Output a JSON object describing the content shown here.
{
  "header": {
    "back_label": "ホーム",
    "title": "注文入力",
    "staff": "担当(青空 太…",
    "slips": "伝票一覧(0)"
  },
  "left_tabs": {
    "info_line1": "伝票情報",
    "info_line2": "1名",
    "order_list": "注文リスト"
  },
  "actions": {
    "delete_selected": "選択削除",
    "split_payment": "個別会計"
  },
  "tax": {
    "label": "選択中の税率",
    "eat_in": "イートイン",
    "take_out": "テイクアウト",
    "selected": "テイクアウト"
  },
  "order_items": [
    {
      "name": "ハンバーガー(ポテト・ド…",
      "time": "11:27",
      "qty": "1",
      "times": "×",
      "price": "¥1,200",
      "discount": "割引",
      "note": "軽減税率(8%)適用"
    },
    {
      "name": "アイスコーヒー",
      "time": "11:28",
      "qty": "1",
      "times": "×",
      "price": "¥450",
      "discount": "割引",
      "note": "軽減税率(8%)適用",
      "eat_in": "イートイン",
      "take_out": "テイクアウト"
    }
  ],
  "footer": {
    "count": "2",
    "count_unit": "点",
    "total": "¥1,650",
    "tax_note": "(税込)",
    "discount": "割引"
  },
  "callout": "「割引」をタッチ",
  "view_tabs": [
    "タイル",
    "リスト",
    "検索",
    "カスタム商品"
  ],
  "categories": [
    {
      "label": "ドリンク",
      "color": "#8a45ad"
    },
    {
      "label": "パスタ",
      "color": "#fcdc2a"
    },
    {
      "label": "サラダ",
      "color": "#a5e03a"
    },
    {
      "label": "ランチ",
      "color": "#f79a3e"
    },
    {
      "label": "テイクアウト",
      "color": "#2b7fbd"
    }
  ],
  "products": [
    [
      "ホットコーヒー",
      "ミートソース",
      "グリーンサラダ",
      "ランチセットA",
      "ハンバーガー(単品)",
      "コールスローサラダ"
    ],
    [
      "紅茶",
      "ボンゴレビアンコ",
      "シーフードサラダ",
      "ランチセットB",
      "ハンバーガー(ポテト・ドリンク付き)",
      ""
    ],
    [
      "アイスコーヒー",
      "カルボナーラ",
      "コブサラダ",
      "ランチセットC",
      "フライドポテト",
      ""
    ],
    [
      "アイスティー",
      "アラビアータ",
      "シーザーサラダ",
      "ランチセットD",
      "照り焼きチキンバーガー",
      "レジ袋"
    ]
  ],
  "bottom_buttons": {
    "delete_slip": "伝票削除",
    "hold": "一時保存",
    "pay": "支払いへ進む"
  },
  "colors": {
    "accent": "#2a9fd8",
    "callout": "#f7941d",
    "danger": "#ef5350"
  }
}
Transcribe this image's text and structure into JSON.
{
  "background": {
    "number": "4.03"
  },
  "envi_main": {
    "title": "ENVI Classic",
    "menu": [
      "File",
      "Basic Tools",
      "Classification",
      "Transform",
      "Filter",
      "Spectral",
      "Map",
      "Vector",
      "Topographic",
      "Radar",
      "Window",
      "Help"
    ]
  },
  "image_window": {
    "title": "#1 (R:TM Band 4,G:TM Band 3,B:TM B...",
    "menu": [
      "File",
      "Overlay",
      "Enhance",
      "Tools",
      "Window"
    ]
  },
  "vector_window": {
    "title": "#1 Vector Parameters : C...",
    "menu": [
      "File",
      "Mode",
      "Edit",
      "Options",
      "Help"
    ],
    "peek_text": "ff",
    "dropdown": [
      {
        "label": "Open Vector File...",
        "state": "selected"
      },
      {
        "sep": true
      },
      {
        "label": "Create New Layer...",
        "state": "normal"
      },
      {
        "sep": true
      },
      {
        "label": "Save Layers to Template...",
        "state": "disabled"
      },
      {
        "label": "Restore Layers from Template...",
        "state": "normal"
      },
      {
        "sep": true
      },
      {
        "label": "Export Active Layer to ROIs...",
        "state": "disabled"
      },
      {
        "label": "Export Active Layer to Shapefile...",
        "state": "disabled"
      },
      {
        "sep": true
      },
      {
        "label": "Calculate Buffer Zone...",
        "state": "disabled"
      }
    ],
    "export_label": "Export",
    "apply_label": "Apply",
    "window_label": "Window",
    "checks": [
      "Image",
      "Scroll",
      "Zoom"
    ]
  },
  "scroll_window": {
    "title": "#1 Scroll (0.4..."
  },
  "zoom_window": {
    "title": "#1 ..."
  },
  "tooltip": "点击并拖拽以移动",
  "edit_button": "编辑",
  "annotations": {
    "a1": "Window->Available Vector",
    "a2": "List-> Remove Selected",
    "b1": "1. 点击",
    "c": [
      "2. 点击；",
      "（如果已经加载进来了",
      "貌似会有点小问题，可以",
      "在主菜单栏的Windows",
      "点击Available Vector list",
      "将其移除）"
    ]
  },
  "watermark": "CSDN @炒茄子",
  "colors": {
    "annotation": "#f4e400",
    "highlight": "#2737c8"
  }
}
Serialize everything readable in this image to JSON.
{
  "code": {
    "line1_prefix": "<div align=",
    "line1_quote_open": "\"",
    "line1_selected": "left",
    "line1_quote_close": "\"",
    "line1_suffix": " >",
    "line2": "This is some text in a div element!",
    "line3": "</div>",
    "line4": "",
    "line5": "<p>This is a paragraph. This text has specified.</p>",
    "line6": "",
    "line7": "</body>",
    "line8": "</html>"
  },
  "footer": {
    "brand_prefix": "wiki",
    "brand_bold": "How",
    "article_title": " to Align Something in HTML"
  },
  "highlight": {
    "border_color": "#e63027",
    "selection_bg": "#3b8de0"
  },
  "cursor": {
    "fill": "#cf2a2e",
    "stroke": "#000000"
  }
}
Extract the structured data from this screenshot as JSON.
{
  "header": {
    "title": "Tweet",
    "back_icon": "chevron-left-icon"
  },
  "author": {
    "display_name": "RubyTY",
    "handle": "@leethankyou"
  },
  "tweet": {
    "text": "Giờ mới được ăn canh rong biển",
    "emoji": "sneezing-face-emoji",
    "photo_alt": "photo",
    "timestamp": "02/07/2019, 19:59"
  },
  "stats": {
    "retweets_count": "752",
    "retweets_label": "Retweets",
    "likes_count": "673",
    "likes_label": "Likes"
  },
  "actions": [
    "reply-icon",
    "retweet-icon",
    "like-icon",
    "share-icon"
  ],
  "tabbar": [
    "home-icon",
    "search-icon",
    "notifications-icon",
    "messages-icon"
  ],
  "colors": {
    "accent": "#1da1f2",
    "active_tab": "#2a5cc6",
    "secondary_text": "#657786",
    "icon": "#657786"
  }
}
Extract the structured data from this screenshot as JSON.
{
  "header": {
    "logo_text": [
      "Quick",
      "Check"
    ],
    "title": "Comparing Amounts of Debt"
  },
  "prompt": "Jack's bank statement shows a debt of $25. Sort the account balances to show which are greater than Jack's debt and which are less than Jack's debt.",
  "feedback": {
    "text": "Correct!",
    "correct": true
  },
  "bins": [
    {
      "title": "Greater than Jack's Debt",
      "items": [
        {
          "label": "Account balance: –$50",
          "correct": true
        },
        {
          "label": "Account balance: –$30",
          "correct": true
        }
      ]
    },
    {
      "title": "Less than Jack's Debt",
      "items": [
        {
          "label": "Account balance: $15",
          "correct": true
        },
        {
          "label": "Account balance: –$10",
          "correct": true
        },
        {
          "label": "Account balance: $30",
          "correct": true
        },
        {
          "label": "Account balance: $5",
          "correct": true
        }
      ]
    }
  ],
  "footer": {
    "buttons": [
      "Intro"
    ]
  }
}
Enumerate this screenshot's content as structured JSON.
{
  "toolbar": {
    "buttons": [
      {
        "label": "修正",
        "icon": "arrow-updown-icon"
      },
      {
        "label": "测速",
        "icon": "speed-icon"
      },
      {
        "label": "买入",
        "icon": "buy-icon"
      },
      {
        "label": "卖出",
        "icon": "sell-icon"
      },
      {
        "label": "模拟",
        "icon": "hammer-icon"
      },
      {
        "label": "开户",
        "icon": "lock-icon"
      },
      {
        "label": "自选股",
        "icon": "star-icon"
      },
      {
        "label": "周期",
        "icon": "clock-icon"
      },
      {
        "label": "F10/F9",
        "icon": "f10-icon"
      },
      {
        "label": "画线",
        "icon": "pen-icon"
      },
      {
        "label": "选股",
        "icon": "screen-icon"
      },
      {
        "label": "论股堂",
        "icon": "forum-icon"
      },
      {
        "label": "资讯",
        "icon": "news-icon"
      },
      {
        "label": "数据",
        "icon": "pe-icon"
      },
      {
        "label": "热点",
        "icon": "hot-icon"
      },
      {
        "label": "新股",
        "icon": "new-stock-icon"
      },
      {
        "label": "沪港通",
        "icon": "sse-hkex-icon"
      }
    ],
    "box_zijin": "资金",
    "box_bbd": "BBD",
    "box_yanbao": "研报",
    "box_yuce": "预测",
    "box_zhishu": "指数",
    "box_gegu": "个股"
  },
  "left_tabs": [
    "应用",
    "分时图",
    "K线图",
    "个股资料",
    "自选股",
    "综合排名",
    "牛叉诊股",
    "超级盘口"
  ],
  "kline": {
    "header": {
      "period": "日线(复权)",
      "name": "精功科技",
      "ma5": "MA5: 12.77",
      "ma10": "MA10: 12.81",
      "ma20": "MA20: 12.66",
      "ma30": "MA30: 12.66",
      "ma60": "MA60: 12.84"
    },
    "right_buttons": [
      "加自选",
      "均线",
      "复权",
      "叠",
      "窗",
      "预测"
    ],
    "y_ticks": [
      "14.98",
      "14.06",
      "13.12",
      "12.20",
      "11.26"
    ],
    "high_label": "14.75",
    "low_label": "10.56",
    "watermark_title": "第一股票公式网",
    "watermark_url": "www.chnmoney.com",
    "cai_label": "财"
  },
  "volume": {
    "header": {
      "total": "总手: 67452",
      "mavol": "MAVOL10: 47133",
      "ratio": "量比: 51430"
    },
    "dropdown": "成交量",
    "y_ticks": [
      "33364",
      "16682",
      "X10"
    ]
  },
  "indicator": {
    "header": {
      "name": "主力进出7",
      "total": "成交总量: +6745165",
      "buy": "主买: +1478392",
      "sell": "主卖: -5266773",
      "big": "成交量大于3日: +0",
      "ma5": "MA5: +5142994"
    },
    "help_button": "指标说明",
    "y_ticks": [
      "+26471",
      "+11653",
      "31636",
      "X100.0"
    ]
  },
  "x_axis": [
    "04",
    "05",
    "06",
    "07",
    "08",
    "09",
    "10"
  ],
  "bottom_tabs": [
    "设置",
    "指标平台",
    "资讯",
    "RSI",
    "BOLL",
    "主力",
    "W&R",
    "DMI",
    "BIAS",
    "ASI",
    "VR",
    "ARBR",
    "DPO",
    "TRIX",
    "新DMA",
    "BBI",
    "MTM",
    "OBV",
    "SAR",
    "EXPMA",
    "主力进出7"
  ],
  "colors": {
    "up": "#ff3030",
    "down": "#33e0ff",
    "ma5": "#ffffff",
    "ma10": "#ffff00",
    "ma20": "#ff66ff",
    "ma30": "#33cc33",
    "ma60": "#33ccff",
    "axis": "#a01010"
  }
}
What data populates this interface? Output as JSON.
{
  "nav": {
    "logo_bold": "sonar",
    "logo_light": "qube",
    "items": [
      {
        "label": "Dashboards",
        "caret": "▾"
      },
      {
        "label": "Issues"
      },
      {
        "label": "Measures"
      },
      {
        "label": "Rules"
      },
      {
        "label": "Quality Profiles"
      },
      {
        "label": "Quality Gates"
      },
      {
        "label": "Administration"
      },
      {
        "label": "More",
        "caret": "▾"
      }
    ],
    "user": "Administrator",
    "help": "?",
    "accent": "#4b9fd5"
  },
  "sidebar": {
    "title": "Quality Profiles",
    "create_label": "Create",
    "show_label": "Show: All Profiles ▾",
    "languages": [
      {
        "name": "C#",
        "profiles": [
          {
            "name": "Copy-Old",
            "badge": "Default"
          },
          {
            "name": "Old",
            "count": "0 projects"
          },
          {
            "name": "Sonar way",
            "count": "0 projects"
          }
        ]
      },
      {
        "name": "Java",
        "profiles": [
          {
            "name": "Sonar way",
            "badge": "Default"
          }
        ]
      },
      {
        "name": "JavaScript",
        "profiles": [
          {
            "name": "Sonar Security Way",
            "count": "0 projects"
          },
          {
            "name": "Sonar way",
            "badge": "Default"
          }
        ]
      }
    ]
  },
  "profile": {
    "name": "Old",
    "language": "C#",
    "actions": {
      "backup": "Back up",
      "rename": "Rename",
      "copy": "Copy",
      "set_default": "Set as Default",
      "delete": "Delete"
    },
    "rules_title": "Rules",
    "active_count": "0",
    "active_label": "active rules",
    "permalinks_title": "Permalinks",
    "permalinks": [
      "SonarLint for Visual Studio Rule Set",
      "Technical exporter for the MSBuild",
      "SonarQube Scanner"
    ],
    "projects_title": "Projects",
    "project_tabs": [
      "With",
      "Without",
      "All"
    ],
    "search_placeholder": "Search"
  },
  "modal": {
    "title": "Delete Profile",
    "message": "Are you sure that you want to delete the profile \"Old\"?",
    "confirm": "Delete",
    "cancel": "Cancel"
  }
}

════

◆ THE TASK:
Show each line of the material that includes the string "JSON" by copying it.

◆ TASK ANSWER:
Output a JSON object describing the content shown here.
Transcribe this image's text and structure into JSON.
Serialize everything readable in this image to JSON.
Extract the structured data from this screenshot as JSON.
Extract the structured data from this screenshot as JSON.
Enumerate this screenshot's content as structured JSON.
What data populates this interface? Output as JSON.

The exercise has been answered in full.